On their newest record, Tarnished Gold, Beachwood Sparks starts right where they left off: the past. In fact, I think Beachwood Sparks actually spent the last decade (the last time they released a record, Once We Were Trees) travelling back in time to the 60s and imbibing as much of the atmosphere of that era because this record sounds like a lost relic of that time. Like many of their folk-rock predecessors, the songs are built around simple chords focusing and foregrounding the band’s vocals and harmonies, which are pristine. Although a lot of the songs are slow and meditative, the record has exquisite moments of upbeat brilliance showcasing their multi-faceted musical skills like the surf-rock, Beach-Boys-esque, “Sparks Fly Again,” the Southwestern Mariachi fueled “No Queremos Oro”, or the bluegrass tinged “The Orange Grass Special”. What ultimately makes this record so enjoyable if the languid and wandering ballads with flowery prose like “Mollusk” that evoke visions of large crowds gathered in ecstatic dance circles, whirling around to the music. In other words, the songs induce a sense of peace and tranquility – a perfect antidote to stressful day/week or a pleasant backdrop for Sunday morning daydreaming or summer night star-gazing. (Also, this might be a really great record to play for your parent or elder that says they don’t make “good music” anymore, by which they clearly mean I don’t understand the music nowadays because I’m out of the loop and so I’ll just call it bad.)
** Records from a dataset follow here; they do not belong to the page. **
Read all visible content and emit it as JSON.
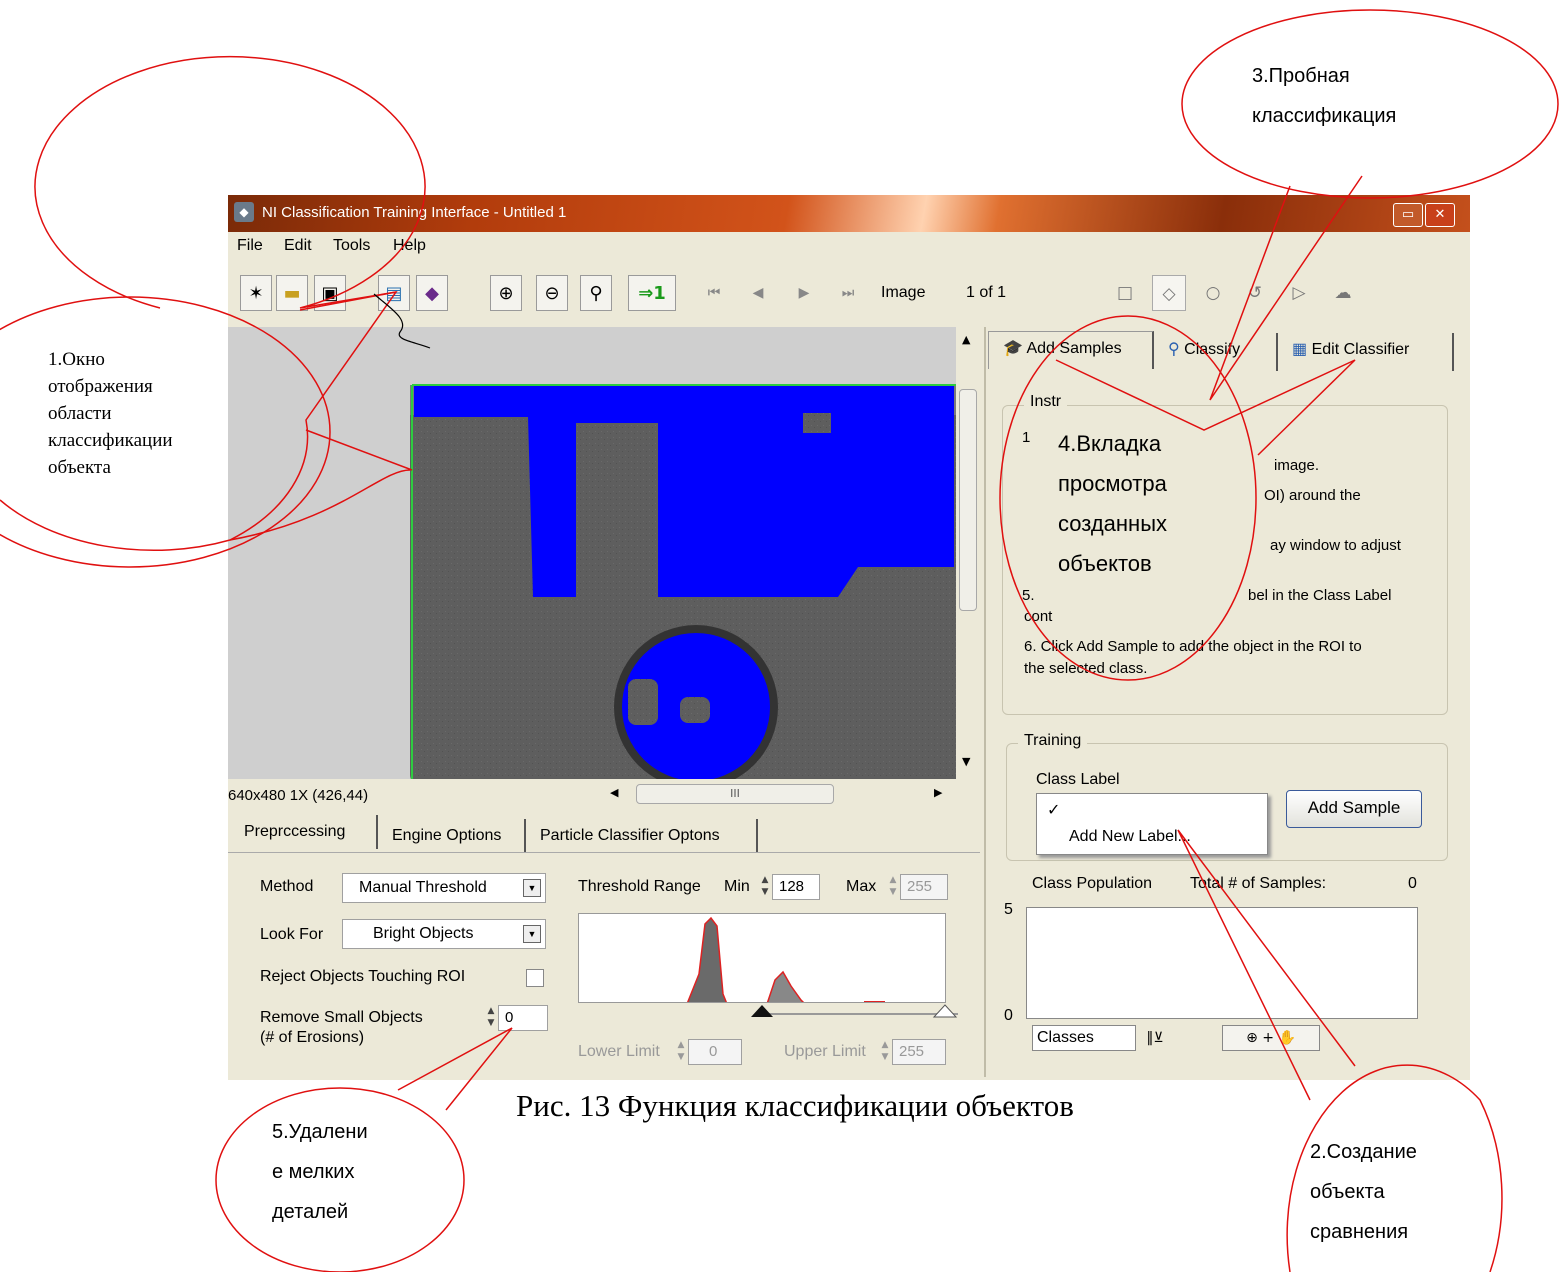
{
  "window": {
    "title": "NI Classification Training Interface - Untitled 1",
    "menu": [
      "File",
      "Edit",
      "Tools",
      "Help"
    ],
    "controls": {
      "restore": "▭",
      "close": "✕"
    }
  },
  "toolbar": {
    "goto_label": "⇒1",
    "image_label": "Image",
    "image_counter": "1  of  1",
    "nav": [
      "⏮",
      "◀",
      "▶",
      "⏭"
    ],
    "icons": [
      "new-icon",
      "open-icon",
      "save-icon",
      "open-image-icon",
      "book-icon",
      "zoom-in-icon",
      "zoom-out-icon",
      "zoom-1to1-icon",
      "goto-icon"
    ],
    "shapes": [
      "□",
      "◇",
      "○",
      "↺",
      "▷",
      "☁"
    ]
  },
  "display": {
    "status": "640x480 1X    (426,44)",
    "scroll_thumb": "III"
  },
  "bottom_tabs": [
    "Preprccessing",
    "Engine Options",
    "Particle Classifier Optons"
  ],
  "preprocessing": {
    "method_label": "Method",
    "method_value": "Manual Threshold",
    "lookfor_label": "Look For",
    "lookfor_value": "Bright Objects",
    "reject_label": "Reject Objects Touching ROI",
    "remove_label_1": "Remove Small Objects",
    "remove_label_2": "(# of Erosions)",
    "remove_value": "0",
    "threshold_label": "Threshold Range",
    "min_label": "Min",
    "min_value": "128",
    "max_label": "Max",
    "max_value": "255",
    "lower_label": "Lower Limit",
    "lower_value": "0",
    "upper_label": "Upper Limit",
    "upper_value": "255"
  },
  "right_tabs": [
    "Add Samples",
    "Classify",
    "Edit Classifier"
  ],
  "instructions": {
    "group_label": "Instr",
    "lines": [
      "1",
      "image.",
      "OI) around the",
      "ay window to adjust",
      "5.",
      "bel in the Class Label",
      "cont",
      "6. Click Add Sample to add the object in the ROI to",
      "the selected class."
    ]
  },
  "training": {
    "group_label": "Training",
    "class_label": "Class Label",
    "dropdown_items": [
      "✓",
      "Add New Label..."
    ],
    "add_sample": "Add Sample",
    "population_label": "Class Population",
    "total_label": "Total # of Samples:",
    "total_value": "0",
    "y_ticks": [
      "5",
      "0"
    ],
    "legend_label": "Classes"
  },
  "annotations": {
    "a1": [
      "1.Окно",
      "отображения",
      "области",
      "классификации",
      "объекта"
    ],
    "a2": [
      "2.Создание",
      "объекта",
      "сравнения"
    ],
    "a3": [
      "3.Пробная",
      "классификация"
    ],
    "a4": [
      "4.Вкладка",
      "просмотра",
      "созданных",
      "объектов"
    ],
    "a5": [
      "5.Удалени",
      "е мелких",
      "деталей"
    ]
  },
  "caption": "Рис. 13 Функция классификации объектов",
  "colors": {
    "annotation": "#e01010",
    "threshold_overlay": "#0000ff",
    "titlebar": "#b23c0c"
  }
}
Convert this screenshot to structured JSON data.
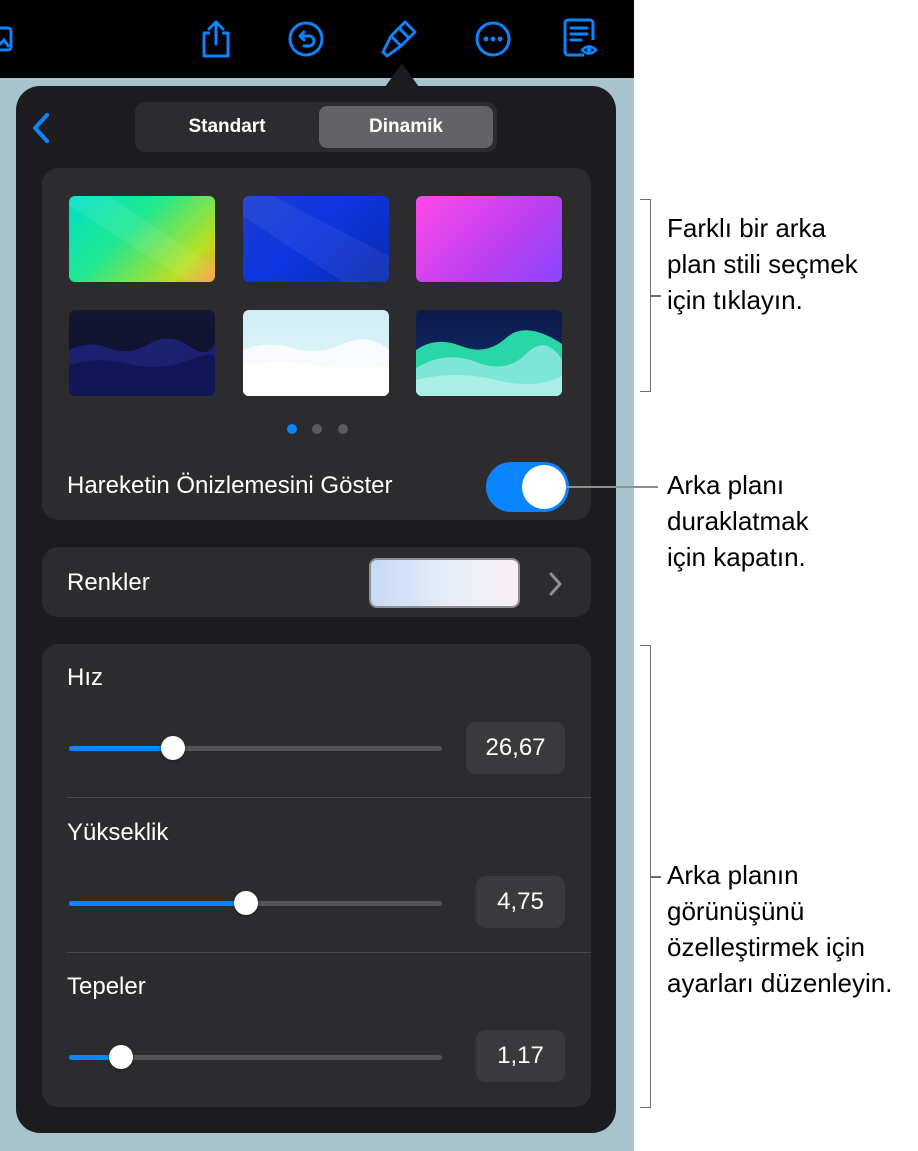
{
  "toolbar": {
    "icons": [
      "image-icon",
      "share-icon",
      "undo-icon",
      "paintbrush-icon",
      "more-icon",
      "presenter-notes-icon"
    ]
  },
  "segmented": {
    "standard_label": "Standart",
    "dynamic_label": "Dinamik",
    "selected": "Dinamik"
  },
  "styles": {
    "pages": 3,
    "current_page": 1,
    "thumbnails": [
      "gradient-green",
      "gradient-blue",
      "gradient-magenta",
      "landscape-night",
      "landscape-white",
      "landscape-teal"
    ]
  },
  "motion_preview": {
    "label": "Hareketin Önizlemesini Göster",
    "on": true
  },
  "colors": {
    "label": "Renkler",
    "swatch_colors": [
      "#c6daf6",
      "#f9eef3"
    ]
  },
  "sliders": [
    {
      "label": "Hız",
      "value_text": "26,67",
      "fraction": 0.28
    },
    {
      "label": "Yükseklik",
      "value_text": "4,75",
      "fraction": 0.475
    },
    {
      "label": "Tepeler",
      "value_text": "1,17",
      "fraction": 0.14
    }
  ],
  "annotations": {
    "styles_note": [
      "Farklı bir arka",
      "plan stili seçmek",
      "için tıklayın."
    ],
    "toggle_note": [
      "Arka planı",
      "duraklatmak",
      "için kapatın."
    ],
    "sliders_note": [
      "Arka planın",
      "görünüşünü",
      "özelleştirmek için",
      "ayarları düzenleyin."
    ]
  },
  "colors_theme": {
    "accent": "#0a84ff",
    "popover_bg": "#1c1c1e",
    "card_bg": "#2c2c2e",
    "app_bg": "#a7c4cc"
  }
}
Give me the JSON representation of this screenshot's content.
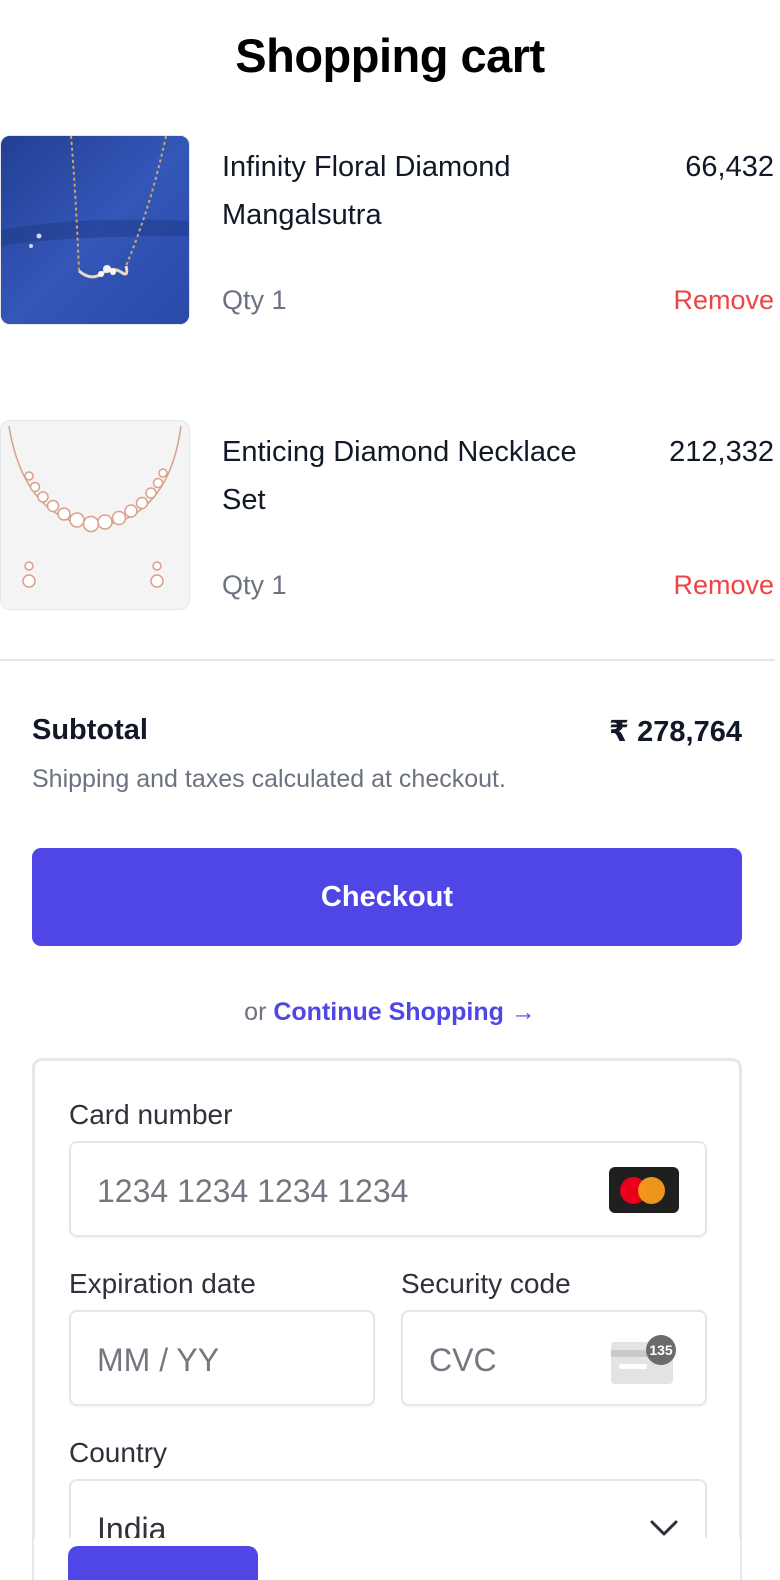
{
  "page": {
    "title": "Shopping cart"
  },
  "cart": {
    "items": [
      {
        "name": "Infinity Floral Diamond Mangalsutra",
        "price": "66,432",
        "qty": "Qty 1",
        "remove_label": "Remove",
        "image_icon": "mangalsutra-image"
      },
      {
        "name": "Enticing Diamond Necklace Set",
        "price": "212,332",
        "qty": "Qty 1",
        "remove_label": "Remove",
        "image_icon": "necklace-set-image"
      }
    ]
  },
  "summary": {
    "subtotal_label": "Subtotal",
    "subtotal_value": "₹ 278,764",
    "note": "Shipping and taxes calculated at checkout.",
    "checkout_label": "Checkout",
    "continue_prefix": "or",
    "continue_label": "Continue Shopping →"
  },
  "payment": {
    "card_number_label": "Card number",
    "card_number_placeholder": "1234 1234 1234 1234",
    "card_brand_icon": "mastercard-icon",
    "expiry_label": "Expiration date",
    "expiry_placeholder": "MM / YY",
    "cvc_label": "Security code",
    "cvc_placeholder": "CVC",
    "cvc_icon_text": "135",
    "country_label": "Country",
    "country_value": "India"
  },
  "colors": {
    "accent": "#4f46e5",
    "remove": "#ef4444",
    "muted": "#6b7280",
    "text": "#111827"
  }
}
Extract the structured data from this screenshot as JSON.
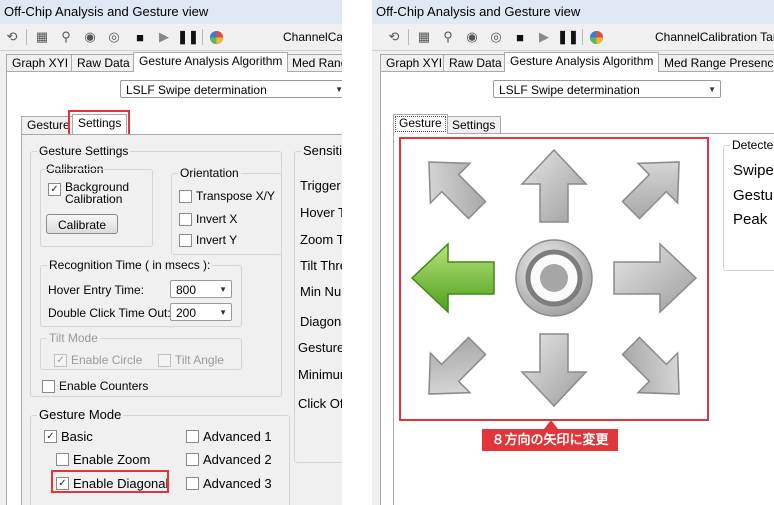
{
  "left": {
    "title": "Off-Chip Analysis and Gesture view",
    "toolbar_text": "ChannelCalib",
    "tabs": [
      "Graph XYI",
      "Raw Data",
      "Gesture Analysis Algorithm",
      "Med Rang"
    ],
    "algorithm": "LSLF Swipe determination",
    "subtabs": [
      "Gesture",
      "Settings"
    ],
    "gesture_settings": "Gesture Settings",
    "calibration": {
      "title": "Calibration",
      "background": "Background Calibration",
      "background_checked": "✓",
      "calibrate": "Calibrate"
    },
    "orientation": {
      "title": "Orientation",
      "items": [
        "Transpose X/Y",
        "Invert X",
        "Invert Y"
      ]
    },
    "recognition": {
      "title": "Recognition Time ( in msecs ):",
      "hover_label": "Hover Entry Time:",
      "hover_value": "800",
      "dbl_label": "Double Click Time Out:",
      "dbl_value": "200"
    },
    "tilt": {
      "title": "Tilt Mode",
      "enable_circle": "Enable Circle",
      "circle_checked": "✓",
      "tilt_angle": "Tilt Angle"
    },
    "enable_counters": "Enable Counters",
    "gesture_mode": {
      "title": "Gesture Mode",
      "basic": "Basic",
      "basic_checked": "✓",
      "enable_zoom": "Enable Zoom",
      "enable_diagonal": "Enable Diagonal",
      "diagonal_checked": "✓",
      "advanced": [
        "Advanced 1",
        "Advanced 2",
        "Advanced 3"
      ]
    },
    "sensitivity": {
      "title": "Sensitiv",
      "items": [
        "Trigger T",
        "Hover Th",
        "Zoom Th",
        "Tilt Thre",
        "Min Num",
        "Diagona",
        "Gesture",
        "Minimum",
        "Click Off"
      ]
    }
  },
  "right": {
    "title": "Off-Chip Analysis and Gesture view",
    "toolbar_text": "ChannelCalibration Tar",
    "tabs": [
      "Graph XYI",
      "Raw Data",
      "Gesture Analysis Algorithm",
      "Med Range Presence"
    ],
    "algorithm": "LSLF Swipe determination",
    "subtabs": [
      "Gesture",
      "Settings"
    ],
    "detected": {
      "title": "Detected",
      "items": [
        "Swipe",
        "Gestu",
        "Peak"
      ]
    },
    "callout": "８方向の矢印に変更",
    "arrows": [
      {
        "dir": "up-left-arrow-icon",
        "active": false
      },
      {
        "dir": "up-arrow-icon",
        "active": false
      },
      {
        "dir": "up-right-arrow-icon",
        "active": false
      },
      {
        "dir": "left-arrow-icon",
        "active": true
      },
      {
        "dir": "center-button-icon",
        "active": false
      },
      {
        "dir": "right-arrow-icon",
        "active": false
      },
      {
        "dir": "down-left-arrow-icon",
        "active": false
      },
      {
        "dir": "down-arrow-icon",
        "active": false
      },
      {
        "dir": "down-right-arrow-icon",
        "active": false
      }
    ]
  },
  "colors": {
    "highlight": "#e0353a",
    "active_arrow": "#6fbf2c",
    "inactive_arrow": "#b9b9b9",
    "callout_bg": "#e0353a"
  }
}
If you are ready to drift away, check out the Beachwood Sparks’ Tarnished Gold in its entirety here.
Note: How much BSparks sounds like Being There era Wilco on “Earl Jean”, which isn’t surprising given that records ode to 70s Americana and Rock.
For Fans Of:
- Beach Boys – post Pet Sounds, especially Wild Honey, Holland and the Smile Sessions
- Crosby Stills and Nash – post Neil Young
- The Flying Burrito Brothers and Gram Parsons – generally
- Moody Blues – In Search of the Lost Chord, To Our Children’s Children’s Children, On the Threshold of a Dream
- The Mamas and Papas – generally